:: Problem to work on ::
Word for word, output the data, with none of its pictures.
++++ Listed entries ++++
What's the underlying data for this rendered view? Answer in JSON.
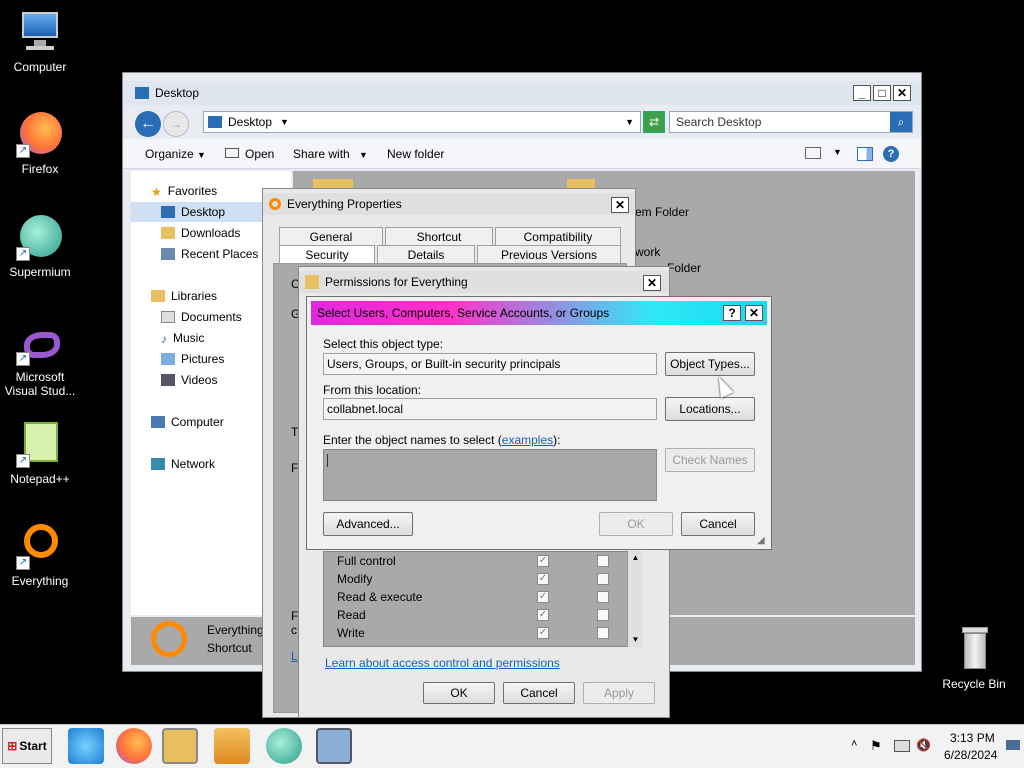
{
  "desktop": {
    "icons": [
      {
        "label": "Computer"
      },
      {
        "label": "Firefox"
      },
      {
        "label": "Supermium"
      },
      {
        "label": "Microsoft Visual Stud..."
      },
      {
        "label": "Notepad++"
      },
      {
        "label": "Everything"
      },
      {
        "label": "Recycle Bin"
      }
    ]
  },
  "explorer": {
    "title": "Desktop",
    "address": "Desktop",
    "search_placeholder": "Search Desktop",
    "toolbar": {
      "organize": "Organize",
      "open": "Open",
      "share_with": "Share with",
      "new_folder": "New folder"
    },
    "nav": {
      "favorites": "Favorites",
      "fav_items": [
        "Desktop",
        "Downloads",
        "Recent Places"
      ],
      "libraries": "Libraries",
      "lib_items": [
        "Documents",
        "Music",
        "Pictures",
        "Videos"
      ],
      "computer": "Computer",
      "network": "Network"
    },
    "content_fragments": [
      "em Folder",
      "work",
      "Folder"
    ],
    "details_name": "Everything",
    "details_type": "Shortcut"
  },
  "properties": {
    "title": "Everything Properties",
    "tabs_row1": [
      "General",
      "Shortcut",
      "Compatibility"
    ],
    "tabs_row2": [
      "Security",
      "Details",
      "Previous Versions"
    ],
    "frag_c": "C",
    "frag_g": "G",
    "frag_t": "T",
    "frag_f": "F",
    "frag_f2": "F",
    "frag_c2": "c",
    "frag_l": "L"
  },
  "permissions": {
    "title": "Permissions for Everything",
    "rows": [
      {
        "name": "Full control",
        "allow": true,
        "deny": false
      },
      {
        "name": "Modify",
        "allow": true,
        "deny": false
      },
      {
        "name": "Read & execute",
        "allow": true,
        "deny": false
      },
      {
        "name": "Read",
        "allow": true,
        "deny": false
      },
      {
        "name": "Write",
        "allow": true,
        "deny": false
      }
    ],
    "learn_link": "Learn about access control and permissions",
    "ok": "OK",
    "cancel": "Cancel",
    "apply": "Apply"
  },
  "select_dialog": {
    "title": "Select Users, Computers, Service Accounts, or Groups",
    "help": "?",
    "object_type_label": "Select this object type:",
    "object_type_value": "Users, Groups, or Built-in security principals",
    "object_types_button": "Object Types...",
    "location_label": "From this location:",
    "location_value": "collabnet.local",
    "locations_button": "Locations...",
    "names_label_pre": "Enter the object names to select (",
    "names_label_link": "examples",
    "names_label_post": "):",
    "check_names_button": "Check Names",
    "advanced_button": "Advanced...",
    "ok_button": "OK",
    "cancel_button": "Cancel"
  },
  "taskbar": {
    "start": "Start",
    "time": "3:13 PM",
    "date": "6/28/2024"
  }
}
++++
:: Answer box ::
What's the underlying data for this rendered view? Answer in JSON.
{
  "desktop": {
    "icons": [
      {
        "label": "Computer"
      },
      {
        "label": "Firefox"
      },
      {
        "label": "Supermium"
      },
      {
        "label": "Microsoft Visual Stud..."
      },
      {
        "label": "Notepad++"
      },
      {
        "label": "Everything"
      },
      {
        "label": "Recycle Bin"
      }
    ]
  },
  "explorer": {
    "title": "Desktop",
    "address": "Desktop",
    "search_placeholder": "Search Desktop",
    "toolbar": {
      "organize": "Organize",
      "open": "Open",
      "share_with": "Share with",
      "new_folder": "New folder"
    },
    "nav": {
      "favorites": "Favorites",
      "fav_items": [
        "Desktop",
        "Downloads",
        "Recent Places"
      ],
      "libraries": "Libraries",
      "lib_items": [
        "Documents",
        "Music",
        "Pictures",
        "Videos"
      ],
      "computer": "Computer",
      "network": "Network"
    },
    "content_fragments": [
      "em Folder",
      "work",
      "Folder"
    ],
    "details_name": "Everything",
    "details_type": "Shortcut"
  },
  "properties": {
    "title": "Everything Properties",
    "tabs_row1": [
      "General",
      "Shortcut",
      "Compatibility"
    ],
    "tabs_row2": [
      "Security",
      "Details",
      "Previous Versions"
    ],
    "frag_c": "C",
    "frag_g": "G",
    "frag_t": "T",
    "frag_f": "F",
    "frag_f2": "F",
    "frag_c2": "c",
    "frag_l": "L"
  },
  "permissions": {
    "title": "Permissions for Everything",
    "rows": [
      {
        "name": "Full control",
        "allow": true,
        "deny": false
      },
      {
        "name": "Modify",
        "allow": true,
        "deny": false
      },
      {
        "name": "Read & execute",
        "allow": true,
        "deny": false
      },
      {
        "name": "Read",
        "allow": true,
        "deny": false
      },
      {
        "name": "Write",
        "allow": true,
        "deny": false
      }
    ],
    "learn_link": "Learn about access control and permissions",
    "ok": "OK",
    "cancel": "Cancel",
    "apply": "Apply"
  },
  "select_dialog": {
    "title": "Select Users, Computers, Service Accounts, or Groups",
    "help": "?",
    "object_type_label": "Select this object type:",
    "object_type_value": "Users, Groups, or Built-in security principals",
    "object_types_button": "Object Types...",
    "location_label": "From this location:",
    "location_value": "collabnet.local",
    "locations_button": "Locations...",
    "names_label_pre": "Enter the object names to select (",
    "names_label_link": "examples",
    "names_label_post": "):",
    "check_names_button": "Check Names",
    "advanced_button": "Advanced...",
    "ok_button": "OK",
    "cancel_button": "Cancel"
  },
  "taskbar": {
    "start": "Start",
    "time": "3:13 PM",
    "date": "6/28/2024"
  }
}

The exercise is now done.